Recommendation: Keep your emoji relevant to your subject line; for example, use the bathing suit emoji to promote a swimwear sale. Don’t overload your subject line with emojis – one per subject line is generally a good rule of thumb. Try testing subject lines that utilize emojis and see which ones resonate with your audience. If your target audience is older, you may want to stay away from emojis that are too whimsical, like this popular one 💩.
Emojis can also be tricky to render. Once again, our tool, Inboxable, allows you to see how your subject lines and emails render in dozens of mobile environments, browsers, and web clients to enable you to course-correct if something’s off.
Brand example: Search Engine Journal
The Search Engine Journal, an online publication for SEO professionals, decided to test the use of emojis in their subject lines. While the emojis didn’t have a substantial impact on their open rates, the data did show that the users who responded to the emojis were more engaged – as they had a higher click-through rate, by 65%.6

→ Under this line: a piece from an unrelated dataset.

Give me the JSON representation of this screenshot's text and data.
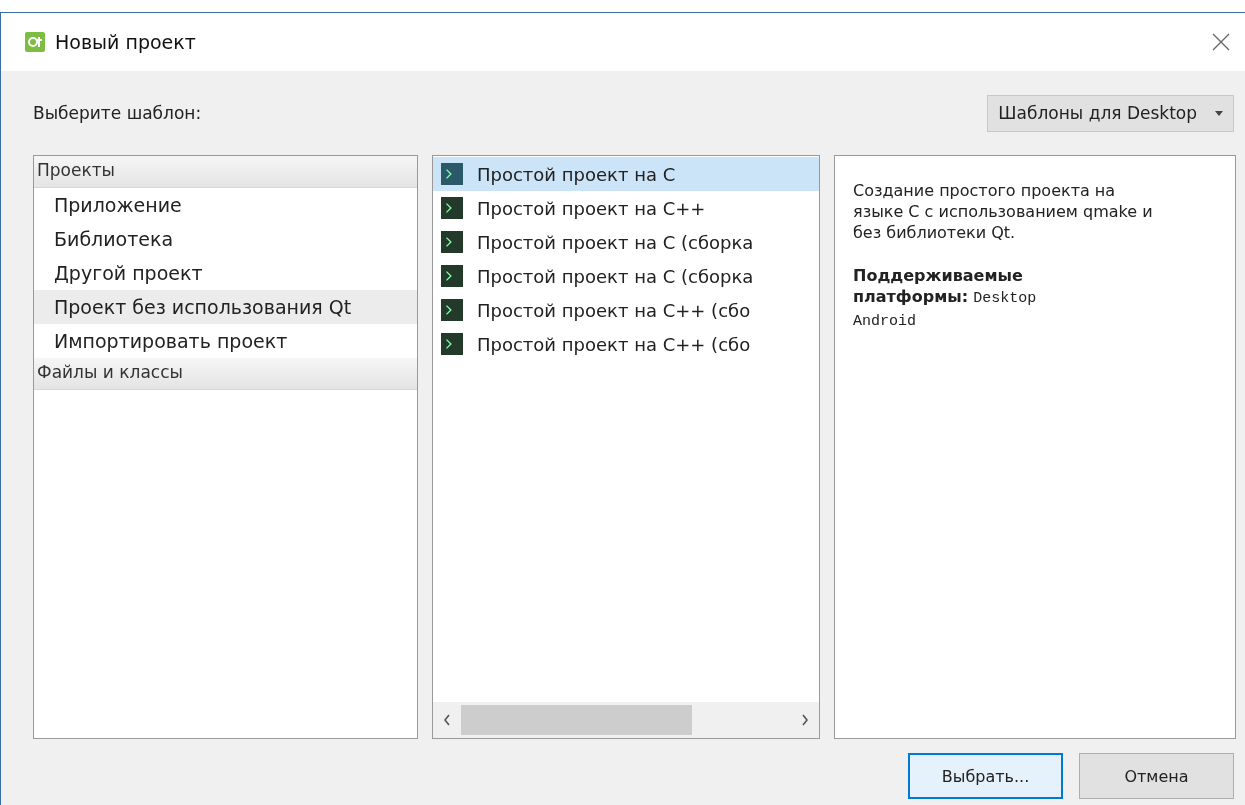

If you have a compelling offer for your customers, an initial send to non-openers with a few subject line variations will help you identify the best-performing one to send to your audience and help optimize engagement. Why non-openers? There’s a chance your original subject line didn’t compel them to open the email, and a different one might change the result. Revise your subject line slightly with a few different approaches: you can use keywords such as “Reminder” or others that communicate urgency, “Final Hours” or “Last Chance,” or you can experiment with subject line personalization.
Recommendation: Run A/B subject line tests for non-openers and non-purchasers. Review the open rates, click-to-open rates, conversion/revenue, and unsubscribe rates to identify the subject line winner from a holistic perspective. Deploy the winner to your engaged segment to ensure optimal message performance.

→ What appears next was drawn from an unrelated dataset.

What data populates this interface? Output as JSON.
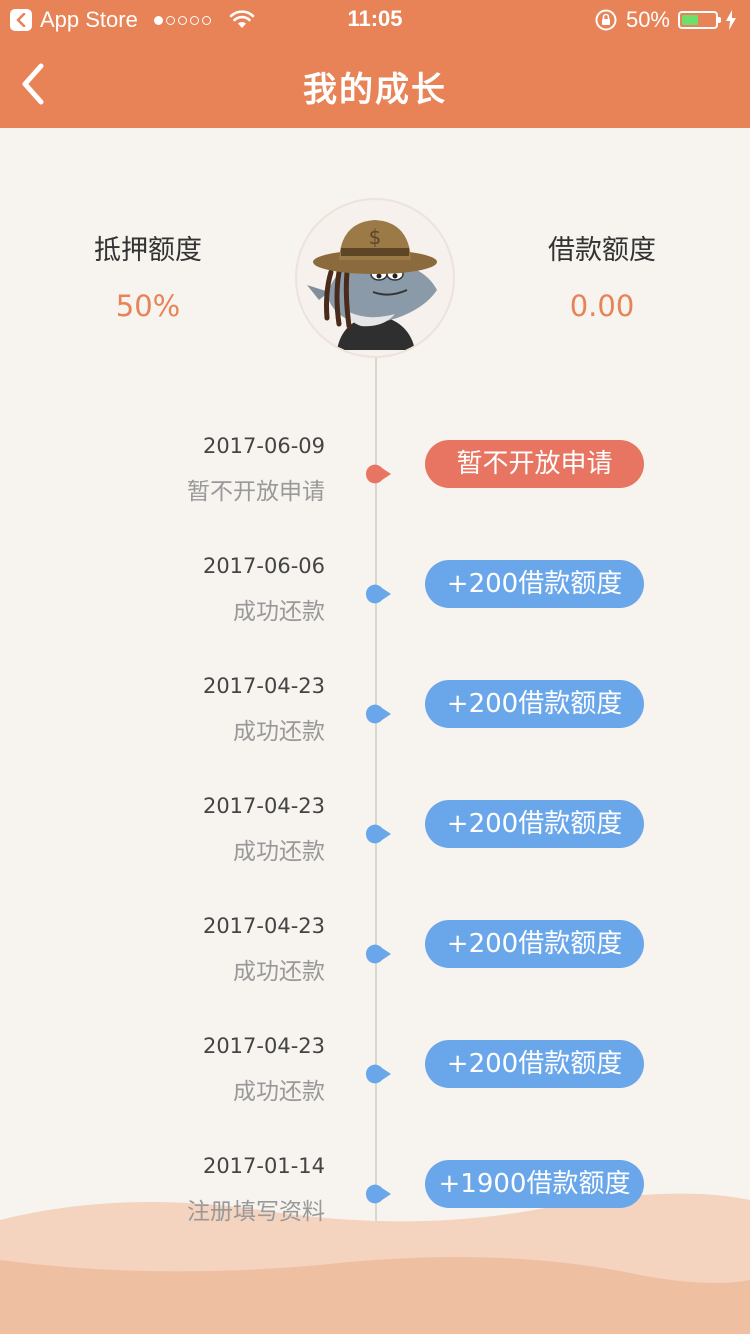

A recent Data Axle study found that holiday emails sent in Q4 often drive higher conversion rates than business-as-usual (BAU) emails, despite generating 16.8% lower open rates. The study found that including an offer like a dollar discount or percent off in email subject lines also drove a significant boost in conversions. For example, Black Friday emails with a free shipping offer in the subject line generated triple the conversion rate of BAU messages, making it the best-performing offer type for Black Friday. Similarly, New Year’s campaigns featuring a percent off discount in their subject lines drove a 40 percent higher conversion rate than BAU emails.7
Here are a few real-world examples:
Recommendation: Be as specific as possible about the benefits of shopping with you in your holiday subject lines; emphasize the percentage or dollar amounts shoppers will save.
Brand example: Orly
LA-based nail polish brand, Orly, used the subject line, “Black Friday Starts NOW: 40% Off Site Wide.” The subject line conveys a sense of urgency, emphasizes the exact percentage off and communicated to the recipient that all their products are eligible for the discount in 42 characters.
Subject lines need to be personalized, short, to the point, and strike a chord with your audience if they are going to encourage engagement. Make sure to always communicate valuable information up-front; make it mobile-friendly, and know what keywords will capture your prospects’ attention.
Author: Matt Hickman